Glencoe Drain, south from Kalangadoo
2014 Aquatic Ecosystem Condition Report
- Permanently wet with isolated pools present in autumn and a slow-flowing drain in spring 2014
- Moderately diverse macroinvertebrate community with no rare or sensitive species collected
- Obvious signs of gross nutrient enrichment
- Riparian vegetation dominated by rushes
About the location
Glencoe Drain is a small drain in the South East with a catchment area of more than 40 square kilometres. It rises at an elevation of about 70 metres above sea-level on the western edge of Dismal Swamp near Kalangadoo, and flows in a north-westerly direction into Baker Range Drain, which then flows north to join Drain M, ultimately discharging into Lake George, near Beachport.
Glencoe Drain is an artificially constructed drain where the primary function is to remove surface water to improve agricultural productivity in the region (Department for Water 2010). Given its artificial character, the drain is not expected to be in a highly rated aquatic ecosystem condition, although it does provide significant habitat for many aquatic species in the region.
The major land use is grazing. The monitoring site was located off Sporer Road, about seven kilometres south from Kalangadoo.
The creek was given a fair rating because the site sampled showed moderate changes in ecosystem structure and some changes to the way the ecosystem functions. There was evidence of human disturbance, including nutrient enrichment, bank erosion and fine sediment deposited in the drain.
A moderately diverse community of about 33 species of macroinvertebrates (24 in autumn and 21 in spring) was collected from the isolated pools and slow-flowing channel, over 6 metres wide and 62 centimetres deep, in autumn and spring 2014. The community was dominated by generalists and species tolerant to poor water quality such as amphipods (Austrochiltonia), snails (Gyraulus and Glyptophysa), waterbugs (Sigara) and dragonflies (Hemianax). It also included smaller numbers of water mites, worms, leeches, introduced snails (Physiella), yabbies, beetles, biting midges, chironomids, soldierflies, baetid mayflies, waterbugs, caddisflies, damselflies and dragonflies. No rare or sensitive species were collected and the only uncommon species recorded were a few waterbugs (Naucoris) that are normally associated with swamp and wetland habitats, rather than drains and creeks. The baetid mayfly (Cloeon) collected at this site is among the two most tolerant and widespread members of this insect order, and does not indicate that the drain supports a sensitive mayfly. The only fish seen in the drain in 2014 were a few introduced mosquitofish (Gambusia) and two threatened Southern Pygmy Perch (Nannoperca australis) were collected during the spring survey.

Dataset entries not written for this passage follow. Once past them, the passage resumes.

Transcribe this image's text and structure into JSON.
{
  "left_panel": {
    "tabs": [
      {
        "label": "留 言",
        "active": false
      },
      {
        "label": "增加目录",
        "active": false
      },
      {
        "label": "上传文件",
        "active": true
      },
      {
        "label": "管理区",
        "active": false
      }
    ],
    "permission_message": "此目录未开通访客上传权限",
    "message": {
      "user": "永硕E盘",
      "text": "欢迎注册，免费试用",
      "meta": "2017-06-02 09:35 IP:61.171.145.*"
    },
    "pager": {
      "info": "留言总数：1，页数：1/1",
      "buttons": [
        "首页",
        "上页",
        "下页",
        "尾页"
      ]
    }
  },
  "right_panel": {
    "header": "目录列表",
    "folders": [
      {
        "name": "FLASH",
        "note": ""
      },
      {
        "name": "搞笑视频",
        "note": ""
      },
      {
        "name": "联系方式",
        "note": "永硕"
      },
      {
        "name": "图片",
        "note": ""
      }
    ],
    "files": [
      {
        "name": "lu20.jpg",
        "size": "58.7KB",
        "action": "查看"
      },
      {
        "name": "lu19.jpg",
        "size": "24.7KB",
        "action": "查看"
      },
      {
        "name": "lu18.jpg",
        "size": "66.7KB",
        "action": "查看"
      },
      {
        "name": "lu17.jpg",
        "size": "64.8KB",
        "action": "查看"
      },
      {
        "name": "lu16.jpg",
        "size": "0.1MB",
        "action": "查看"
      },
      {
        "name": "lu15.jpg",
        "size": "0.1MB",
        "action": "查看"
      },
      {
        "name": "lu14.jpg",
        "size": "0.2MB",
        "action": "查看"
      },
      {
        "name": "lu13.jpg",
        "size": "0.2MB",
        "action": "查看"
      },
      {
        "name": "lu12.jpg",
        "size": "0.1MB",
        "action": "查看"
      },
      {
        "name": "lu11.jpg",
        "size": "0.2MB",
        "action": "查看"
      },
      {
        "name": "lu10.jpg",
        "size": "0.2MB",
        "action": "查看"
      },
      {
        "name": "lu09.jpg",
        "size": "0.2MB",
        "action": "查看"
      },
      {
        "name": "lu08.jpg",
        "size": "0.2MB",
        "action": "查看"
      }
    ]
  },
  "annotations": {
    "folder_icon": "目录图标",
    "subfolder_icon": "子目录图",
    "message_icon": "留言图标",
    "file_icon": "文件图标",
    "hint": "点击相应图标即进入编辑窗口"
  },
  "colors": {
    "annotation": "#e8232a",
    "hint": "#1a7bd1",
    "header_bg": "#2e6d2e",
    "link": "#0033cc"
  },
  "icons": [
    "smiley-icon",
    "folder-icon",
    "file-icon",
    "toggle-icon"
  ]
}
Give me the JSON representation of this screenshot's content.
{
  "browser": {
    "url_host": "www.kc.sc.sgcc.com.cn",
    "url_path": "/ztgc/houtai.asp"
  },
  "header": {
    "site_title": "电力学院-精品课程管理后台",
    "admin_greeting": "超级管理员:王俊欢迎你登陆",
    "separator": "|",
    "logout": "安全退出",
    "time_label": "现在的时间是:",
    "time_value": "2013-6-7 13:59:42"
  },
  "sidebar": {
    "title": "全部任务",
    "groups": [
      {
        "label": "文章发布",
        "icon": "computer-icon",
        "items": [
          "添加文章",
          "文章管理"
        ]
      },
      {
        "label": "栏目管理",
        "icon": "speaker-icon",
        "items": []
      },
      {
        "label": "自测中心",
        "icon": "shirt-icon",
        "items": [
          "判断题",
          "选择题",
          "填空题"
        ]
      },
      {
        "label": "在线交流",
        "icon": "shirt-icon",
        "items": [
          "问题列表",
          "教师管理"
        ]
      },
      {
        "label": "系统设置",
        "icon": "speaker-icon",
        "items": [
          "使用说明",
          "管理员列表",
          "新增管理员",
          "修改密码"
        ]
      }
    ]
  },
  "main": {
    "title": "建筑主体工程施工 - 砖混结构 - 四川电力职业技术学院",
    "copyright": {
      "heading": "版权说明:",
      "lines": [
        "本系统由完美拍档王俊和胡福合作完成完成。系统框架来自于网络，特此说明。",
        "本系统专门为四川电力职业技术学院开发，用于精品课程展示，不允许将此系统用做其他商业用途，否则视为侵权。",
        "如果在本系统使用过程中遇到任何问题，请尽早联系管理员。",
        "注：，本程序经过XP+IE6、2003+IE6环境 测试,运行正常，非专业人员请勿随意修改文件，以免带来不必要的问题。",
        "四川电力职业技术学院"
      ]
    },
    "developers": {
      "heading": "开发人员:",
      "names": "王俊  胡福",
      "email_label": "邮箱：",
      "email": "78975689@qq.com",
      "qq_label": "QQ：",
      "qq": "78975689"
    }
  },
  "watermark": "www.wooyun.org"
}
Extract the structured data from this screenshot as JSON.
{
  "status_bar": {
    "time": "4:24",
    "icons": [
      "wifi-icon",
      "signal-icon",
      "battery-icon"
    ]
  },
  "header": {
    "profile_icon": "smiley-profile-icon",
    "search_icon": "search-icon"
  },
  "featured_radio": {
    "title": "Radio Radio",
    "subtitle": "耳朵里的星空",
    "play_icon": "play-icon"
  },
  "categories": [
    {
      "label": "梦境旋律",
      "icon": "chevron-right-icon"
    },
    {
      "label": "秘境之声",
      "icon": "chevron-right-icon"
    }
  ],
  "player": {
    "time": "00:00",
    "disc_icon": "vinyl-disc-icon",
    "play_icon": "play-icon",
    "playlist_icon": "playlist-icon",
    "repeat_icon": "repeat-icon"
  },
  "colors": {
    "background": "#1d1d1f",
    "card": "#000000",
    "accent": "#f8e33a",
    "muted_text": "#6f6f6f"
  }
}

The water was fresh (salinity ranged from 217-385 mg/L), well oxygenated (96-133% saturation), clear and slightly coloured, and with high concentrations of nutrients such as nitrogen (1.89-2.02 mg/L) and phosphorus (0.03-0.06 mg/L).
The sediments were dominated by detritus, silt and filamentous algae, with smaller amounts of sand and clay also present; samples taken from below the surface were black silts that were occasionally anaerobic or lacking in oxygen. Over 5 centimetres of fine silt was deposited in the middle of the channel and a small amount of bank erosion (up to 10 metres) was also recorded at the site. The only droppings seen on the banks and within the channel were from cattle that were allowed to access the drain during 2014.
A range of submerged (Callitriche, Myriophyllum and Stuckenia) and emergent plants (Triglochin, Hydrocotyle, Juncus, Eleocharis, Ranunculus, Mimulus and Cotula) covered over 90% of the drain. A large amount of phytoplankton occurred, particularly in autumn (chlorophyll a concentration ranged from 3.7-8 Âµg/L) and growths of filamentous algae (Cladophora) were only noted in spring, when it covered more than 10% of the drain.
The riparian zone comprised a marshy rushland (Juncus) with patches of low growing herbaceous species. The surrounding terrestrial vegetation was mostly cleared cattle grazing and pasturelands.
Special environmental features
The presence of a few threatened Southern Pygmy Perch was the only notable finding for this drain in 2014.
Pressures and management responses
|Livestock having direct access (causing sediment erosion and adding excessive nutrients).||Drains have been constructed since the 1860s as an engineering solution to support agricultural development and it is South Eastern Water Conservation and Drainage Board practice to lease drain reserves for grazing in certain circumstances. Not all drains are subject to grazing and leases for grazing are only approved following an engineering and environmental assessment. Lease conditions require the lessee to fulfil pest plant, pest animal and CFS management requirements, thereby relieving the Board of these responsibilities.|
|Limited riparian zone vegetation (reducing habitat quality, increasing sediment erosion).||The South Eastern Water Conservation and Drainage Board has undertaken a limited revegetation program at key locations, and has the ability to undertake further revegetation works when resources allow. Revegetation at biological hotspots is recognised as a mechanism to reduce nutrient input and soil erosion, and can be undertaken if it does not impede access for management and maintenance.|